Most money you earn counts as income for Medicaid purposes, including salaries, pensions, and other government benefits. If only one spouse needs coverage, the other spouse’s income is generally not counted toward the limit.

Again, most of the things you own count as assets for Medicaid purposes, like:

  • Cash,
  • Bank accounts, 
  • Stocks,
  • Investments, and
  • Real property.

However, your homestead, meaning the home you own that you reside in, is generally exempt.

What Is Medicaid’s Look-Back Period?

Transferring assets for the purpose of obtaining Medicaid benefits is not allowed. To enforce this rule, when deciding whether a person can receive coverage, the government “looks back” at asset transfers you completed before you applied for Medicaid. This look-back period extends five years before the date you apply. 

Asset transfers include things like:

  • Providing gifts,
  • Selling property under market value, and
  • Moving assets into a trust.

If you transferred assets during the look-back period, you may be ineligible for Medicaid for a penalty period, even if you otherwise qualify. Note that if you are married, the government looks at transfers both you and your spouse make, even if only one of you is applying for coverage.

Each state calculates its own penalty period. The length of time is determined by taking the value you transferred divided by the average cost of nursing home care in your state. In Texas, that amounts to approximately $7,339 per month

For example, assume you improperly transferred assets totaling $100,000. To determine your penalty, you divide 100,000 by 7,339, resulting in an approximately 13-and-a-half-month penalty period. Until the penalty period expires, you cannot receive Medicaid despite qualifying for it.

How Can You Plan for Medicaid?

Every individual is different, and there are many ways to plan for Medicaid. Unsurprisingly, the most important thing to keep in mind when planning is the five-year look-back period. As long as you are outside of that period, you can send gifts to loved ones, sell goods under fair market value, and establish trusts to prepare for one day needing care. 

In fact, trusts are one of the best tools to protect your income and assets while still qualifying for Medicaid. You can choose your beneficiaries and maintain some ownership over your assets while avoiding having those assets count for Medicaid purposes.

What Is a Miller Trust?

There are two common Medicaid trusts—a Miller Trust or a Qualified Income Trust—that allow you to qualify for Medicaid even if you technically have an income that is too high. A Miller Trust automatically pulls money out of your income to keep it at or below the income cutoff. The excess funds benefit those you select by going into an irrevocable trust, where you generally cannot access the money anymore.

What Is a Medicaid Asset Protection Trust?

The other common Medicaid planning trust is the Medicaid Asset Protection Trust (MAPT). When you create a MAPT, you place assets adding up to more than Medicaid’s limit into an irrevocable trust.

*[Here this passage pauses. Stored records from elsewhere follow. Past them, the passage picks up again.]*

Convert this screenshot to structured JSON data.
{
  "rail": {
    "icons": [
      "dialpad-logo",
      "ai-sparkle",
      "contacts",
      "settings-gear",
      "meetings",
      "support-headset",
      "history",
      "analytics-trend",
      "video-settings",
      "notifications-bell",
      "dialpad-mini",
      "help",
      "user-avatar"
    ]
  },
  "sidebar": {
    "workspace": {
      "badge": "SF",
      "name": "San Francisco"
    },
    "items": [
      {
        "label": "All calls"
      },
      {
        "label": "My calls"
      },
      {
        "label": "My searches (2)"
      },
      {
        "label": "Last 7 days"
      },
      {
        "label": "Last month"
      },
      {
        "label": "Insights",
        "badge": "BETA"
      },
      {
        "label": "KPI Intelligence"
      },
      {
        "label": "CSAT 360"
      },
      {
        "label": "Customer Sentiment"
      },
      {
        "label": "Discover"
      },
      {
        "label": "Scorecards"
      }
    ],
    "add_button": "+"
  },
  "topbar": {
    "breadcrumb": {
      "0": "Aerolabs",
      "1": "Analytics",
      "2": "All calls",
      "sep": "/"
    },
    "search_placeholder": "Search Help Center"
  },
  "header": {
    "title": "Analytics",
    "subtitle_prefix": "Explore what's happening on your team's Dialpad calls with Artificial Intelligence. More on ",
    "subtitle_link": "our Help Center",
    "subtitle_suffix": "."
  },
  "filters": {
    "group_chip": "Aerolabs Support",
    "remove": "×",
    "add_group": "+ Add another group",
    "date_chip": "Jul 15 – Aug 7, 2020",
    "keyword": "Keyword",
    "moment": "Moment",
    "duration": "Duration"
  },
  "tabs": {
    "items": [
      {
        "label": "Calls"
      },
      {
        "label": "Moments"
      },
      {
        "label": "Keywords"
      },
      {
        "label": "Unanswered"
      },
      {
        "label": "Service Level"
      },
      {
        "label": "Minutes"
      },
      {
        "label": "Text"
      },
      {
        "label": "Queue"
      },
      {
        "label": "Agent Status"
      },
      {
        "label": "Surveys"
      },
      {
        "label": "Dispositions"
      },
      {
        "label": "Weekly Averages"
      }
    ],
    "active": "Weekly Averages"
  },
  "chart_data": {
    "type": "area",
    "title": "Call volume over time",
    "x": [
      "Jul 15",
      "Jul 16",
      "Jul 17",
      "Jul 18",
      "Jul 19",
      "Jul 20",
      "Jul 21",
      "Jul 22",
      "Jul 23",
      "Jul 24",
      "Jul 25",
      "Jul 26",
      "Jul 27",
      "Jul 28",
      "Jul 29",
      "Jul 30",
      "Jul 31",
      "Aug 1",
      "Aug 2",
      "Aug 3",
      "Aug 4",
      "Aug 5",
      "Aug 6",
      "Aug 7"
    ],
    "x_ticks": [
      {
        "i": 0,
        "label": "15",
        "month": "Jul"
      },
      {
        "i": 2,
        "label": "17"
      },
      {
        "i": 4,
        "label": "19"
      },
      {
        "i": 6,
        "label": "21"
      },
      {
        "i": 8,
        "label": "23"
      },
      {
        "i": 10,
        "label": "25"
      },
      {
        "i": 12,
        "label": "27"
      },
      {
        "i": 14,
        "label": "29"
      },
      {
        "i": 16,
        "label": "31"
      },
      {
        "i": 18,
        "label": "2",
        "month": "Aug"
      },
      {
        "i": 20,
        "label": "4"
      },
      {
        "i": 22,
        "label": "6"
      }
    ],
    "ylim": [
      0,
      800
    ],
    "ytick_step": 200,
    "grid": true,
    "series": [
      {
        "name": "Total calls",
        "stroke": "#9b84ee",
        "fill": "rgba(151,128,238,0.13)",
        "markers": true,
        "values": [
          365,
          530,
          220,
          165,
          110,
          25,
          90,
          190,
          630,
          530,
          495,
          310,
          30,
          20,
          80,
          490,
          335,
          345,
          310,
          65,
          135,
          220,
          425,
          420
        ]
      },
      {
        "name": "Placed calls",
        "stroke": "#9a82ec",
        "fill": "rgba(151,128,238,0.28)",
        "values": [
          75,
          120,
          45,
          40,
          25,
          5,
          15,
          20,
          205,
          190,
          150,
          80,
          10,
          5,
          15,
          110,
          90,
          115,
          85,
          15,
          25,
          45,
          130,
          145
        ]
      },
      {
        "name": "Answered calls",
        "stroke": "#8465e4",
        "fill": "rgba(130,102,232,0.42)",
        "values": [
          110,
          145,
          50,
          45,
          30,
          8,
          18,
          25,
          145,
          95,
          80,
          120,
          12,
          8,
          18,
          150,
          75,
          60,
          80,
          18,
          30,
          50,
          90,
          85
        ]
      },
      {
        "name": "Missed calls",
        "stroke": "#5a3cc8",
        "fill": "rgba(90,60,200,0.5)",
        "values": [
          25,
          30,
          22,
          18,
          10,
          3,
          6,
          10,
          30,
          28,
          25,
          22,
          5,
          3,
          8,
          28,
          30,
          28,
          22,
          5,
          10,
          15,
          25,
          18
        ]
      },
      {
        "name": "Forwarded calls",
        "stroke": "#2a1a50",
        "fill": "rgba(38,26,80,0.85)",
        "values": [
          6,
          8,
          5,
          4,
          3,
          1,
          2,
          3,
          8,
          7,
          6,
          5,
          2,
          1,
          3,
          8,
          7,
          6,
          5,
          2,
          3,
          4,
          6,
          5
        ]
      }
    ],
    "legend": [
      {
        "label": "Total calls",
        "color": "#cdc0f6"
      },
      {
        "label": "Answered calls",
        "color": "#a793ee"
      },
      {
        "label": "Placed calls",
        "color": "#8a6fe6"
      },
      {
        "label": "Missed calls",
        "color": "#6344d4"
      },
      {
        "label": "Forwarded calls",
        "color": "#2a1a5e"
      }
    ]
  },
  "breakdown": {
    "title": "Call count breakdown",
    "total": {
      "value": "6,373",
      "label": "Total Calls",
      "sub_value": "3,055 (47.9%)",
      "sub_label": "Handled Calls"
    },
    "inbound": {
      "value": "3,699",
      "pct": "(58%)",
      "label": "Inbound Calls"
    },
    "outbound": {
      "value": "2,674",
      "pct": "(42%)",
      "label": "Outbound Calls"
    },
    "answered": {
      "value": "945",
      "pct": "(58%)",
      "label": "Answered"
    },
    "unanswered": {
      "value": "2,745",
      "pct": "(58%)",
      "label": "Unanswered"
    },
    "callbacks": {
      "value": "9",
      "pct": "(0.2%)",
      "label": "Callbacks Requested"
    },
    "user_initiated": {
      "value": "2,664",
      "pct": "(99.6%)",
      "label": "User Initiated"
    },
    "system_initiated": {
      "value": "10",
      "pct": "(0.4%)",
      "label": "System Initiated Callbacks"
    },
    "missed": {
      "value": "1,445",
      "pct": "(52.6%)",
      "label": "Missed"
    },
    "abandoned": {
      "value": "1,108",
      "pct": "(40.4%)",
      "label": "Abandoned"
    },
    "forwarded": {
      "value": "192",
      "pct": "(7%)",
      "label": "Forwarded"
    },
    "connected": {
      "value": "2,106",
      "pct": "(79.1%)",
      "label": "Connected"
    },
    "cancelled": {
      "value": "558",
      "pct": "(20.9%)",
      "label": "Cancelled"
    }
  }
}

Although you cannot access those assets, you can still control some of the terms of how those funds are disbursed to your chosen beneficiaries. Because of the look-back period, you generally must create and fund your MAPT five years or more before you apply for Medicaid. 

Medicaid Planning Attorney in Austin, TX

Worrying about how you will pay your medical bills if you need long-term care as you get older can leave you feeling trapped. You might wonder whether you have to choose between getting the care you need and taking care of your loved ones when you are gone. With some careful planning and the help of an Austin Medicaid planning lawyer from Robbins Estate Law, you can take care of both. Contact us today to get started.